Shank-Rearfoot Joint Coupling with Chronic Ankle Instability

in Journal of Applied Biomechanics
Restricted access

Purchase article

USD  $24.95

Student 1 year subscription

USD  $87.00

1 year subscription

USD  $116.00

Student 2 year subscription

USD  $165.00

2 year subscription

USD  $215.00

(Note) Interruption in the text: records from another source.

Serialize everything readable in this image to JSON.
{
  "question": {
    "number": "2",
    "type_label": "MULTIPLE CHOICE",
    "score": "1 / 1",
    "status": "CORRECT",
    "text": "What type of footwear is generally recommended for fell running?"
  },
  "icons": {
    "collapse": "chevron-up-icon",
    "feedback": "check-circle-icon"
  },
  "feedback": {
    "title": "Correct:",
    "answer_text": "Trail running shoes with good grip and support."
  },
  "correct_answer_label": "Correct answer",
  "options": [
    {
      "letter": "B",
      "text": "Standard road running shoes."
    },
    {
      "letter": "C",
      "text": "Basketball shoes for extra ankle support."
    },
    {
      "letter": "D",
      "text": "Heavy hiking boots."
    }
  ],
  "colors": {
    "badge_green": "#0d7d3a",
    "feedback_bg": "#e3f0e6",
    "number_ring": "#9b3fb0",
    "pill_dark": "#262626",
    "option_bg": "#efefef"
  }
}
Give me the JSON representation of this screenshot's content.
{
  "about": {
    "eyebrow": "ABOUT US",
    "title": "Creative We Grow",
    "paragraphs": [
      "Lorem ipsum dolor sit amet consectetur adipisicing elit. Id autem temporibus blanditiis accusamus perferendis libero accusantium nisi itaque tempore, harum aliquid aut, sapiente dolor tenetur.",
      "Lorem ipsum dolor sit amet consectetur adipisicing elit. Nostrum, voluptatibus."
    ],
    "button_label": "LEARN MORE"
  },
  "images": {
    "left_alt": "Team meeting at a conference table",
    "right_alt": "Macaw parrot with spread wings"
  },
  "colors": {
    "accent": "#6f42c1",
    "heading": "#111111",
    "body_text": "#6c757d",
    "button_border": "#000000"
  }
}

Chronic ankle instability (CAI) results in longstanding symptoms and subjective feelings of “giving way” following initial ankle sprain. Our purpose was to identify differences in joint coupling and variability between shank internal/external rotation and rearfoot inversion/eversion throughout the gait cycle of CAI subjects and healthy controls. Twenty-eight young adults participated (CAI, n = 15, control, n = 13). Kinematics were collected while walking and jogging on a treadmill. A vector coding method in which direction (θ) and magnitude of the angle-angle relationship and stride-to-stride variability (VCV) in shank-rearfoot coupling were calculated. In walking, the CAI group demonstrated lower θ, indicating a greater proportion of rearfoot-to-shank motion, compared with the control group in early and late swing. The CAI group had higher magnitude, indicating greater combined motion between the two segments, in early swing, but lower magnitude, indicating less combined motion, during late swing. The CAI group also had lower VCV measures, indicating less stride-to-stride variability during stance. In jogging, the CAI group had lower θ measures than the control group during stance and swing. Differences in shank-rearfoot coupling of the CAI group may be related to changes in sensorimotor control and lead to further instances of instability.

C. Collin Herb is with the Exercise and Sport Injury Laboratory, University of Virginia, Charlottesville, VA. Lisa Chinn is with the Department of Athletic Training, Kent State University, Kent, OH. Jay Dicharry is with Physical Medicine and Rehabilitation, University of Virginia, Charlottesville, VA. Patrick O. McKeon is with the Department of Exercise and Sport Sciences, School of Health Sciences and Human Performance, Ithaca College, Ithaca, NY. Joseph M. Hart is with the Exercise and Sport Injury Laboratory, University of Virginia, Charlottesville, VA. Jay Hertel is with the Exercise and Sport Injury Laboratory, University of Virginia, Charlottesville, VA. Address author correspondence to C. Collin Herb at cch2jd@virginia.edu.